At the center, families learn how to help children cope with a parent’s upcoming deployment; couples gain insights about how to live together again after months apart. The staff helps veterans who are facing post-traumatic stress, which can be passed on to family members, or are struggling with memories of trauma, military sexual trauma or painful losses. Many visitors are homeless or are disconnected from their families and need communication skills to reconnect.

Staff can easily refer clients to additional VA programs, like yoga, in the same building, or to workshops in the healthy teaching kitchen downstairs, where they can learn about nutrition while practicing communication skills and working cooperatively. The program also recommends other VA services and other partner organizations across Los Angeles.

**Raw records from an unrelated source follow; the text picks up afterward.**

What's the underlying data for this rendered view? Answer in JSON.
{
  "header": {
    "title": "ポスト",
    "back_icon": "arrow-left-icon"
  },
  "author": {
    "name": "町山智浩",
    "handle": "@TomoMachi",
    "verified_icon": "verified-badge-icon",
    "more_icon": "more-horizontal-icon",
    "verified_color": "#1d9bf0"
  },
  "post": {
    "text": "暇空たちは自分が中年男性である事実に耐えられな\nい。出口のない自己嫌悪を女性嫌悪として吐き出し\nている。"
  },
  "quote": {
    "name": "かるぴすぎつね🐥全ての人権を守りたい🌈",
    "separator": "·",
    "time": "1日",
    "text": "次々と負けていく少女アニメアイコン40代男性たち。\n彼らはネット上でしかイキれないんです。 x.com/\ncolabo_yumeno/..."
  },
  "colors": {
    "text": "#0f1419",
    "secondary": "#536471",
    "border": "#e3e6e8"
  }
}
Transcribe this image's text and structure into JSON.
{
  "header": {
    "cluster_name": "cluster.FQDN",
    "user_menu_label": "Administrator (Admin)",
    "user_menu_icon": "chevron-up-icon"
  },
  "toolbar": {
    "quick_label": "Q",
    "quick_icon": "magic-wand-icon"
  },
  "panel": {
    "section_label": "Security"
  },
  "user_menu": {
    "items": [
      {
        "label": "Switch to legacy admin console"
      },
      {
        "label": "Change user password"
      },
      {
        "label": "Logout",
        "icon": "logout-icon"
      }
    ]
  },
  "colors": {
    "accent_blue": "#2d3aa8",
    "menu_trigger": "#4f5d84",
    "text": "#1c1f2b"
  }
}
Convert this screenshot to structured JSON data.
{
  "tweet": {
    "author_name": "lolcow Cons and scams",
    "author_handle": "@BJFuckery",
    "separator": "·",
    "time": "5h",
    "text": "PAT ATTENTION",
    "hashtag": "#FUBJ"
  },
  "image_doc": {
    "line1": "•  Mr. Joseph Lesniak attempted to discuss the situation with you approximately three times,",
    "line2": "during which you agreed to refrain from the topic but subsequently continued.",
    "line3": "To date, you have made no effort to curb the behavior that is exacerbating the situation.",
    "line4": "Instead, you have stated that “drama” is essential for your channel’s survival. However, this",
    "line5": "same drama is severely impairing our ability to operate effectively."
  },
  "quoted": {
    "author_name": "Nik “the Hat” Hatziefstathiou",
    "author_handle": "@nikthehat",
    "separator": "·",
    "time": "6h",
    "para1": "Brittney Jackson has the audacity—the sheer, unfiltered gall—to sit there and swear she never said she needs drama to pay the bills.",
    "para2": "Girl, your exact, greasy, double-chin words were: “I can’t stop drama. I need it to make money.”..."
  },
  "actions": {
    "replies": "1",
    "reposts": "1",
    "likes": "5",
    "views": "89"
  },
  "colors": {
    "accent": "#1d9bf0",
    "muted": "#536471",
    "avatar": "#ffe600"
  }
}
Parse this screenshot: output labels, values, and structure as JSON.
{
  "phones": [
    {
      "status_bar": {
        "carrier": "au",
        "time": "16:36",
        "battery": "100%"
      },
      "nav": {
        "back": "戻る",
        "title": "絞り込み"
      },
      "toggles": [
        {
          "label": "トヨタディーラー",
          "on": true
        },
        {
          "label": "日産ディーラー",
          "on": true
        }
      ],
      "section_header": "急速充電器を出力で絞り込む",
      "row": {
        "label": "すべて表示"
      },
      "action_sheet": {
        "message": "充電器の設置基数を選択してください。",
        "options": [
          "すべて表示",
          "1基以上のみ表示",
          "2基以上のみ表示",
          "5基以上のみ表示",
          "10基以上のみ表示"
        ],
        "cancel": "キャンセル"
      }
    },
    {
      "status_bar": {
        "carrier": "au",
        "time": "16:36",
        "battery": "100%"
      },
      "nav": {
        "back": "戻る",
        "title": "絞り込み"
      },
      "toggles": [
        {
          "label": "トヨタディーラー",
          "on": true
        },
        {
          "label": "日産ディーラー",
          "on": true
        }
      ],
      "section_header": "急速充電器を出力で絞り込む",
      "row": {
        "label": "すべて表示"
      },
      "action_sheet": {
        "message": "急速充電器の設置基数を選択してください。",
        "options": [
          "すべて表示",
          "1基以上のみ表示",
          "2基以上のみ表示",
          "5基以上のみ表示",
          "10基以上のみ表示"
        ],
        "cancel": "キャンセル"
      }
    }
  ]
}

Veterans legal clinic

At the legal clinic, UCLA law students are finding out just what a challenge it can be to navigate a real case, said Sunita Patel, the program’s faculty director.

“They tell me that they can’t imagine how intimidating it must feel for their clients, and that’s exactly the kind of reflection we want them to have,” said Patel, an assistant professor of law. “That’s why having legal representatives who can advocate for former service members is so important.”

Bill Kisliuk/UCLA
Will Watts (center) with a veteran and UCLA Law student

Students focus on helping vets appeal for and receive health and education benefits, or address outstanding citations for minor offenses like jaywalking, driving without proof of insurance, or turning right at a no-right-on-red sign — work that not only fills a critical need for veterans, but also provides valuable skills for the students.

“The daunting court process to resolve a ticket and the voluminous documentation needed to secure disability benefits should not be a barrier to maintaining a job or obtaining housing,” said Will Watts, the center’s co-director. “Our veterans have given so much to this country already. We’ve touched a lot of individuals and had the opportunity to begin to get a sense of their legal needs.”

Watts said he hopes that input from local veterans will help refine the services based on veterans’ specific legal needs as the center grows. Although the seven students working there can only take a handful of cases at a time, the center has developed a guide for referring veterans to other agencies for aid that falls beyond its scope or capacity.

So far, the clinic has assisted more than 60 veterans, including one whose citation case was successfully dismissed. As the work continues, Patel said, UCLA will graduate more students who can advocate for veterans.

Homelessness and recovery

A third center, which will tackle the linked problems of veteran homelessness, substance abuse and mental health issues, will unite the clinical wisdom of VA staff, the research expertise of UCLA and the insight of veterans who have experienced those struggles.

“These interconnected challenges make it very difficult for these veterans to overcome homelessness,” Varat said. “UCLA has a world-class psychiatric department that will help train VA staff to work with this vulnerable population to the point where they can actually live in the community.

“That’s being done to some extent already, but we believe we have to do even better to end homelessness, and to promote health, recovery and community integration for all veterans.”

Over time, the center will develop best practices that can be applied to VA systems nationwide. The center’s director will be VA clinical psychologist Sam Tsemberis, and its research division will be headed by UCLA faculty, overseen by Dr. Peter Whybrow, director of UCLA’s Semel Institute.

“UCLA and the VA have been neighbors for a long time, and we’ve built a very good collaborative relationship,” Varat said. “At the most basic level, we are part of this community, and we want to serve it. On a larger scale, we hope to demonstrate how these centers improve family resilience and the treatment of the homeless and mentally ill and people with substance abuse. Those practices can be a model disseminated throughout the country.”